■ **YOUR TASK**:
What the task needs is every record repeated exactly, nothing more.
───── EXTRACTED RECORDS
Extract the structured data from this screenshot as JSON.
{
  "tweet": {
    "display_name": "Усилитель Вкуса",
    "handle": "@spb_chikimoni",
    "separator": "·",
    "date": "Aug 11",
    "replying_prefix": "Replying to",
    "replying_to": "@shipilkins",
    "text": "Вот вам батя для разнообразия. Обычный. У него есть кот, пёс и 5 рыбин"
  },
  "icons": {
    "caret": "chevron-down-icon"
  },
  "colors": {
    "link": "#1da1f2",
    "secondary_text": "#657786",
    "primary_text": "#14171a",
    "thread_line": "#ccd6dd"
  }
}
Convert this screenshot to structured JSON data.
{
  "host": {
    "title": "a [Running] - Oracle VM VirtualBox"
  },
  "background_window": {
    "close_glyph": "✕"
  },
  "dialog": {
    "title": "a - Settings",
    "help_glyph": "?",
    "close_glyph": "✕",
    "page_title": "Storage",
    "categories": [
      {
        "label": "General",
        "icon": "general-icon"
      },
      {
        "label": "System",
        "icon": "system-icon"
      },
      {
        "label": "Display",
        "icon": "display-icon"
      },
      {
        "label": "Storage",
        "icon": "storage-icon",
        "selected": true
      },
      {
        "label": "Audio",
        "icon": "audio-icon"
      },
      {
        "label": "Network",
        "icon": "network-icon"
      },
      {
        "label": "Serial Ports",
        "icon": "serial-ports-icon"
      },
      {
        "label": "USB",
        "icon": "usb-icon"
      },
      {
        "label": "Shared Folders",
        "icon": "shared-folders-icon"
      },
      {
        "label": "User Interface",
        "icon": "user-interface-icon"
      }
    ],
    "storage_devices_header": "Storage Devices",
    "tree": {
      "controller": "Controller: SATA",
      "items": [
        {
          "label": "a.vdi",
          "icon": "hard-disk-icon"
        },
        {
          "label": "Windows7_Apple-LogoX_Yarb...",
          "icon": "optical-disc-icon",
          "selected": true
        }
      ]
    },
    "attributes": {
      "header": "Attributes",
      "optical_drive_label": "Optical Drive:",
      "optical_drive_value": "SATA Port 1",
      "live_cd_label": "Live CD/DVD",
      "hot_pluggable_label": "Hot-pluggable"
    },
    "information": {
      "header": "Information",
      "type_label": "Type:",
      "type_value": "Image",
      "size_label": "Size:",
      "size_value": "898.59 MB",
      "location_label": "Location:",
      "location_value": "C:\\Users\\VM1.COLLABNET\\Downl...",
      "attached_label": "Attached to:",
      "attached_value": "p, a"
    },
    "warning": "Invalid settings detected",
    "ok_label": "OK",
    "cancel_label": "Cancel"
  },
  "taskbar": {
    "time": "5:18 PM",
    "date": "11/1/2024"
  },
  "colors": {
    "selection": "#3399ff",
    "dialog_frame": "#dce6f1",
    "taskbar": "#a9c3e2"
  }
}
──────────
■ **FINISHED EXERCISE**:
Extract the structured data from this screenshot as JSON.
{
  "tweet": {
    "display_name": "Усилитель Вкуса",
    "handle": "@spb_chikimoni",
    "separator": "·",
    "date": "Aug 11",
    "replying_prefix": "Replying to",
    "replying_to": "@shipilkins",
    "text": "Вот вам батя для разнообразия. Обычный. У него есть кот, пёс и 5 рыбин"
  },
  "icons": {
    "caret": "chevron-down-icon"
  },
  "colors": {
    "link": "#1da1f2",
    "secondary_text": "#657786",
    "primary_text": "#14171a",
    "thread_line": "#ccd6dd"
  }
}
Convert this screenshot to structured JSON data.
{
  "host": {
    "title": "a [Running] - Oracle VM VirtualBox"
  },
  "background_window": {
    "close_glyph": "✕"
  },
  "dialog": {
    "title": "a - Settings",
    "help_glyph": "?",
    "close_glyph": "✕",
    "page_title": "Storage",
    "categories": [
      {
        "label": "General",
        "icon": "general-icon"
      },
      {
        "label": "System",
        "icon": "system-icon"
      },
      {
        "label": "Display",
        "icon": "display-icon"
      },
      {
        "label": "Storage",
        "icon": "storage-icon",
        "selected": true
      },
      {
        "label": "Audio",
        "icon": "audio-icon"
      },
      {
        "label": "Network",
        "icon": "network-icon"
      },
      {
        "label": "Serial Ports",
        "icon": "serial-ports-icon"
      },
      {
        "label": "USB",
        "icon": "usb-icon"
      },
      {
        "label": "Shared Folders",
        "icon": "shared-folders-icon"
      },
      {
        "label": "User Interface",
        "icon": "user-interface-icon"
      }
    ],
    "storage_devices_header": "Storage Devices",
    "tree": {
      "controller": "Controller: SATA",
      "items": [
        {
          "label": "a.vdi",
          "icon": "hard-disk-icon"
        },
        {
          "label": "Windows7_Apple-LogoX_Yarb...",
          "icon": "optical-disc-icon",
          "selected": true
        }
      ]
    },
    "attributes": {
      "header": "Attributes",
      "optical_drive_label": "Optical Drive:",
      "optical_drive_value": "SATA Port 1",
      "live_cd_label": "Live CD/DVD",
      "hot_pluggable_label": "Hot-pluggable"
    },
    "information": {
      "header": "Information",
      "type_label": "Type:",
      "type_value": "Image",
      "size_label": "Size:",
      "size_value": "898.59 MB",
      "location_label": "Location:",
      "location_value": "C:\\Users\\VM1.COLLABNET\\Downl...",
      "attached_label": "Attached to:",
      "attached_value": "p, a"
    },
    "warning": "Invalid settings detected",
    "ok_label": "OK",
    "cancel_label": "Cancel"
  },
  "taskbar": {
    "time": "5:18 PM",
    "date": "11/1/2024"
  },
  "colors": {
    "selection": "#3399ff",
    "dialog_frame": "#dce6f1",
    "taskbar": "#a9c3e2"
  }
}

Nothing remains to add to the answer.